EXERCISE BRIEF:
For each line below that includes the string "JSON", show the whole line.

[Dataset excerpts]
++++

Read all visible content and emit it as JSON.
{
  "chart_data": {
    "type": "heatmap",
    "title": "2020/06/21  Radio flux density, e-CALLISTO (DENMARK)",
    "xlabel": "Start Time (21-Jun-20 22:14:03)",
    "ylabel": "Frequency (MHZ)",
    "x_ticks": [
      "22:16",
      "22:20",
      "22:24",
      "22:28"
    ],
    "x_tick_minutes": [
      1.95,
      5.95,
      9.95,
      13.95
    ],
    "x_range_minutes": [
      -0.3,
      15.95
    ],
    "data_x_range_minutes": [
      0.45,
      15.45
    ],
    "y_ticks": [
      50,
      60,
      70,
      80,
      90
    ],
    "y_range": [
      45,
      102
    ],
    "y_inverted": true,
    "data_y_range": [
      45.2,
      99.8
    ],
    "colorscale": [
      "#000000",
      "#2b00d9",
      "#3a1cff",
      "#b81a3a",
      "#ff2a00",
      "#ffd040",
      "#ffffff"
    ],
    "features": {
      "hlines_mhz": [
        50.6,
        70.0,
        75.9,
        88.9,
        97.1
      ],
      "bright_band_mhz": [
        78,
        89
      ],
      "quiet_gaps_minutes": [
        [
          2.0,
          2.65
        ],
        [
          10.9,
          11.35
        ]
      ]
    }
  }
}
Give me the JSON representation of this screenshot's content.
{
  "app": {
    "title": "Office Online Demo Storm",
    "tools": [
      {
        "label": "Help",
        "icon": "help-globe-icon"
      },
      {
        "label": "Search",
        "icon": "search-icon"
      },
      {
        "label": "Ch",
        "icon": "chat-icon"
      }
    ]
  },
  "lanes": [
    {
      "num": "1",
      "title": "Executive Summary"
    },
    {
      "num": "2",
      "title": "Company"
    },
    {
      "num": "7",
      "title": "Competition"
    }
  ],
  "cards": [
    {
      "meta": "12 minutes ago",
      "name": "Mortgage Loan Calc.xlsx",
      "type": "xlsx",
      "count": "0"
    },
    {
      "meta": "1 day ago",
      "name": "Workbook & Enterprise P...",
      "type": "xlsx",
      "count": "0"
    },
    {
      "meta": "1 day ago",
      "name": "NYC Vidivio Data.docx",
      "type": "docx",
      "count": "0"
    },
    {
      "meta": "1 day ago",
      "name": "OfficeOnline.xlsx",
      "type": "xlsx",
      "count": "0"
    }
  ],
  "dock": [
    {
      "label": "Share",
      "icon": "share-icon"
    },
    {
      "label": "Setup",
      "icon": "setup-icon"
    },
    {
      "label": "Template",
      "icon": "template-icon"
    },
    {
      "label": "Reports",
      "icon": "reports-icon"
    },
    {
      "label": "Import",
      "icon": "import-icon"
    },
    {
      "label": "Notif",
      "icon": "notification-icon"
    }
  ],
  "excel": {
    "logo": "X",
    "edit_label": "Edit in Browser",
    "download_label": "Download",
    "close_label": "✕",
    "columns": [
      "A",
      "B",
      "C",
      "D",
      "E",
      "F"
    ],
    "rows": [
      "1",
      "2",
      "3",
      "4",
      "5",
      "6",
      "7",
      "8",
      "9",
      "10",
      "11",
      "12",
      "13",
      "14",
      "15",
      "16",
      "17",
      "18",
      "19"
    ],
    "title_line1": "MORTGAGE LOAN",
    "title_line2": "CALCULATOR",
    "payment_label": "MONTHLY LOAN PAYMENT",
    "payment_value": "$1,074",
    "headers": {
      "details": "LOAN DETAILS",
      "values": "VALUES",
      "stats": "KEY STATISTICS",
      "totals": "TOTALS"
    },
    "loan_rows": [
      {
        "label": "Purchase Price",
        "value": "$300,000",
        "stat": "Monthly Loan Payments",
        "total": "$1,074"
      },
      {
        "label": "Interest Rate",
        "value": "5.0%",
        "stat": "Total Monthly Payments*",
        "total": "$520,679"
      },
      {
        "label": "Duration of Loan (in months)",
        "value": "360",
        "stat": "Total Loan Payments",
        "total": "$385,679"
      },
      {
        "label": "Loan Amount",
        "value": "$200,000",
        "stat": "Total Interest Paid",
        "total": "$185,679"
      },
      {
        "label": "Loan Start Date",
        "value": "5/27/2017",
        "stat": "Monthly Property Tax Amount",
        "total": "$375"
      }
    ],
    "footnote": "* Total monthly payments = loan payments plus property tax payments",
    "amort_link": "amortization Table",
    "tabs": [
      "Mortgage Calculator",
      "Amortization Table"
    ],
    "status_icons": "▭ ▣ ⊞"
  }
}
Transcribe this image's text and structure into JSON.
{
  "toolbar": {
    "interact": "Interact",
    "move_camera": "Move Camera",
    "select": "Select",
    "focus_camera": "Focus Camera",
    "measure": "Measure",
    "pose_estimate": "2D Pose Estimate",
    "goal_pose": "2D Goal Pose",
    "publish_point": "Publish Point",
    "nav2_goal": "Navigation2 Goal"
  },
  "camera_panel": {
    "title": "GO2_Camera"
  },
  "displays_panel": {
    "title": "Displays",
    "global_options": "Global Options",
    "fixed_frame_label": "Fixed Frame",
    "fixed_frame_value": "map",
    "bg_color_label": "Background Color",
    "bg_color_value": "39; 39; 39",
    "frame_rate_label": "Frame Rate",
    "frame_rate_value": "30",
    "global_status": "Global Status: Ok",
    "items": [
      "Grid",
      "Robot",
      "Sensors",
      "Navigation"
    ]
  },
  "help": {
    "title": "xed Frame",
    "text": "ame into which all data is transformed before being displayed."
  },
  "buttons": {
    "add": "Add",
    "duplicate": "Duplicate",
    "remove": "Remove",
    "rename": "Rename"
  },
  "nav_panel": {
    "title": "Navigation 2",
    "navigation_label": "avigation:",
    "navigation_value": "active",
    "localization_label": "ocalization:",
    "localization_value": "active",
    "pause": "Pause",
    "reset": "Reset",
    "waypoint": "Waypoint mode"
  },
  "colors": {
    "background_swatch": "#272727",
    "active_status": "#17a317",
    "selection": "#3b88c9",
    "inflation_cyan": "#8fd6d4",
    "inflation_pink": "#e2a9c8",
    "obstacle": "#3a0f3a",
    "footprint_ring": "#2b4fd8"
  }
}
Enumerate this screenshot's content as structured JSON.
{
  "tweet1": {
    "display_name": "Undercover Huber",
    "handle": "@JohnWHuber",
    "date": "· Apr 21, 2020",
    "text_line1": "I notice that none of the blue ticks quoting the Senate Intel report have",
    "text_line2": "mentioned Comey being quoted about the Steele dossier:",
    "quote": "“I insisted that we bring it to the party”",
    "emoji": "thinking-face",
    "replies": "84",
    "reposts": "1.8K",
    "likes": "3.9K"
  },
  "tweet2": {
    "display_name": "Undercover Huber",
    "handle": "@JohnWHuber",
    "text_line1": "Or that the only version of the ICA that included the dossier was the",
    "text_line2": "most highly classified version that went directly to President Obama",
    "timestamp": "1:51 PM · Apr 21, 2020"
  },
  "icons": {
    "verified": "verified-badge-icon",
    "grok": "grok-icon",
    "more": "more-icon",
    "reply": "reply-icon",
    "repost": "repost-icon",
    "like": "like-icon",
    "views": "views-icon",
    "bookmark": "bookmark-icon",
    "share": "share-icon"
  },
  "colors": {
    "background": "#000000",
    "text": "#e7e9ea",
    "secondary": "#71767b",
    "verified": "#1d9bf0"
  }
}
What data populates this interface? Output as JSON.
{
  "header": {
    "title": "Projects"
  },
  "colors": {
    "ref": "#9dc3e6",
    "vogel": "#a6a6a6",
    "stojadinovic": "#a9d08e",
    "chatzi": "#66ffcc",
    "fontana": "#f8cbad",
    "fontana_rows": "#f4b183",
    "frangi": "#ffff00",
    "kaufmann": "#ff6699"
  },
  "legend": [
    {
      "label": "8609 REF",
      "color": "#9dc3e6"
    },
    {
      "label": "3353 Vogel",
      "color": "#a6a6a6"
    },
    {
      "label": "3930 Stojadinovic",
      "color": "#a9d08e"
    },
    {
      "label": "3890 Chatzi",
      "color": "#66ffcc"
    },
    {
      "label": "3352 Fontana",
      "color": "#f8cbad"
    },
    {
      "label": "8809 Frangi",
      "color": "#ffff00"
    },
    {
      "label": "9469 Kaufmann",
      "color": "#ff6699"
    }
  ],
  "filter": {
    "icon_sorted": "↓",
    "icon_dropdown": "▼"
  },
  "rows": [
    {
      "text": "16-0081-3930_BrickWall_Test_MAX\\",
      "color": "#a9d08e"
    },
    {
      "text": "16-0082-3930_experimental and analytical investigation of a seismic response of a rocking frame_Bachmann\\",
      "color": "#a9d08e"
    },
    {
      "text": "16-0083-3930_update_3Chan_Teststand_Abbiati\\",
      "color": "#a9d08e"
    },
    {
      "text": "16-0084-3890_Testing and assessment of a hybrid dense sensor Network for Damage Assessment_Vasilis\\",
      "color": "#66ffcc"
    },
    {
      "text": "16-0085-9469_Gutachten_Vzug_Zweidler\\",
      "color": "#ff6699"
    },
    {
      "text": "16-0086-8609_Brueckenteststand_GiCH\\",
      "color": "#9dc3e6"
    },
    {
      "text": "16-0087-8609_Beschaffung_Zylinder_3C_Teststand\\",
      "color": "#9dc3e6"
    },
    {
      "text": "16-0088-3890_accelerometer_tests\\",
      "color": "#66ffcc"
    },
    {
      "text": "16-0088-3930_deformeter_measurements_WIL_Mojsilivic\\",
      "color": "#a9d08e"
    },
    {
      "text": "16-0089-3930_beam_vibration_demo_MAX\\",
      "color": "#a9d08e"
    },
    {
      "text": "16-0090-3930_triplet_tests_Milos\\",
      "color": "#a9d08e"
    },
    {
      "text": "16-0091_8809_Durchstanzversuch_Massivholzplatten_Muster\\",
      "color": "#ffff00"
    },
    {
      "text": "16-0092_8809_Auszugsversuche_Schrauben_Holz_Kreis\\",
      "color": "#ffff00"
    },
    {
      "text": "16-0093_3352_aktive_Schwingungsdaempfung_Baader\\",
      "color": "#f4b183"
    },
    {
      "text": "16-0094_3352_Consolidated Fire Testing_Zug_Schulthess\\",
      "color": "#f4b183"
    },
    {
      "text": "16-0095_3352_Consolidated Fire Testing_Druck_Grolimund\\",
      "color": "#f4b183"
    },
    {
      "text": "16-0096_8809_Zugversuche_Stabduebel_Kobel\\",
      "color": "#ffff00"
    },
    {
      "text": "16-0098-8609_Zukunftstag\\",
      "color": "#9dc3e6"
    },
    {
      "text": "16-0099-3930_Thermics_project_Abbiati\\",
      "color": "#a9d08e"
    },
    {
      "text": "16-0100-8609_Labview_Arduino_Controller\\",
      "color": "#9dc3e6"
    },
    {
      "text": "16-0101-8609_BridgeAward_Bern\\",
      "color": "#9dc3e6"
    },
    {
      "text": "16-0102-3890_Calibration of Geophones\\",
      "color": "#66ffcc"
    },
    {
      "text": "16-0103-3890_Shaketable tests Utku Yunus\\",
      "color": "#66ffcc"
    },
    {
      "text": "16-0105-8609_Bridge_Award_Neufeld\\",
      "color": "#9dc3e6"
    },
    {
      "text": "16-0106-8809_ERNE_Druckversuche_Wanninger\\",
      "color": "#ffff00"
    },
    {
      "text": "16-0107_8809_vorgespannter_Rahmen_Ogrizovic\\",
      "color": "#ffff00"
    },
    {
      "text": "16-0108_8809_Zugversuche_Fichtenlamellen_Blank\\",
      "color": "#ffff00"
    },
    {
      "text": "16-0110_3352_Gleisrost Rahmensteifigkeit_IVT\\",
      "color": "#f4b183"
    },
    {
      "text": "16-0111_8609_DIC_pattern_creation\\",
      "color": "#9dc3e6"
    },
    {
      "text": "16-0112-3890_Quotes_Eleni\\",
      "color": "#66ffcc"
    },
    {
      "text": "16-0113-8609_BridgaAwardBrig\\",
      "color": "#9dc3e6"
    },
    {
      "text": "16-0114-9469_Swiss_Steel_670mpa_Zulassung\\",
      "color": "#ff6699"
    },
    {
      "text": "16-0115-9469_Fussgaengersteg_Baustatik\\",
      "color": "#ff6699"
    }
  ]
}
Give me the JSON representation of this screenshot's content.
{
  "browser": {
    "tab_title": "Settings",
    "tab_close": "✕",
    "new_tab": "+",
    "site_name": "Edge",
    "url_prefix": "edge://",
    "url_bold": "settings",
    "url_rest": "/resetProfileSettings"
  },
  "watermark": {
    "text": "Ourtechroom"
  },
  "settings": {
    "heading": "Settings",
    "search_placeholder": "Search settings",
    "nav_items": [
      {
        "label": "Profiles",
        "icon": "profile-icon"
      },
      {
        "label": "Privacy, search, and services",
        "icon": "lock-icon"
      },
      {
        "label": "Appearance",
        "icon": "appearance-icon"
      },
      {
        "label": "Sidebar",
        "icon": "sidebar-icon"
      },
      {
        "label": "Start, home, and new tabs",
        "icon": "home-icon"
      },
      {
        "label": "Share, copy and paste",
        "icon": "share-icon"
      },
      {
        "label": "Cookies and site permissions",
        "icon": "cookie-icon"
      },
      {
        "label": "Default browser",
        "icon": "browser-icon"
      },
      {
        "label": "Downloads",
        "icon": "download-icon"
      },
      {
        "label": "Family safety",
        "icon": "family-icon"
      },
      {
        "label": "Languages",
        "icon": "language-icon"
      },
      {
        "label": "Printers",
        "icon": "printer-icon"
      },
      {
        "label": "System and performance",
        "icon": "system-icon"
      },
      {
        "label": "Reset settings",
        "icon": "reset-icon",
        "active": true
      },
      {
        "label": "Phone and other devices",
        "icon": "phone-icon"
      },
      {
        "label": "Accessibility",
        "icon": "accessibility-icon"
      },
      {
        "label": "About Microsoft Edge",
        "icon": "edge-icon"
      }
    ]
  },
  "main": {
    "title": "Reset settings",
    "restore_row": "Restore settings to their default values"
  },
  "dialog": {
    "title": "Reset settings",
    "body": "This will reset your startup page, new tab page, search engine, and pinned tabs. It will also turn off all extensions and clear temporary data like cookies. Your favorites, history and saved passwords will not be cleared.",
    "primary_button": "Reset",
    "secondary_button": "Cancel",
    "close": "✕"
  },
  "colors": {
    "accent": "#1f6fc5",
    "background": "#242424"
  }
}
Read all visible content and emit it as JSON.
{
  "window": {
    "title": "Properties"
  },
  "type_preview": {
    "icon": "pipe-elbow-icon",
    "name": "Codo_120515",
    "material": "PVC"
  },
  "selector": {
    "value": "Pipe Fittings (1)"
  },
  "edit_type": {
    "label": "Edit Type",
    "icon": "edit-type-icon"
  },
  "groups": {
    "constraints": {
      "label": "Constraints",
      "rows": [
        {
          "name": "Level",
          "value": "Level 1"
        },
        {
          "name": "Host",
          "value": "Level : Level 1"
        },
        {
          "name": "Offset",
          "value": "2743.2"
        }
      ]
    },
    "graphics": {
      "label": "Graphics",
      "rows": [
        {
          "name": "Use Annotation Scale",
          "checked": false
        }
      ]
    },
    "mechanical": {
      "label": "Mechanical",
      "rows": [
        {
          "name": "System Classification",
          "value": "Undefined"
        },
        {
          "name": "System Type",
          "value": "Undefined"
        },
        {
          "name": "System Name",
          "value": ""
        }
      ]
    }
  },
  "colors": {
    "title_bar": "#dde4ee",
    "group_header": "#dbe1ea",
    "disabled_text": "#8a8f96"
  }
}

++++

EXERCISE RESPONSE:
Read all visible content and emit it as JSON.
Give me the JSON representation of this screenshot's content.
Transcribe this image's text and structure into JSON.
Enumerate this screenshot's content as structured JSON.
What data populates this interface? Output as JSON.
Give me the JSON representation of this screenshot's content.
Read all visible content and emit it as JSON.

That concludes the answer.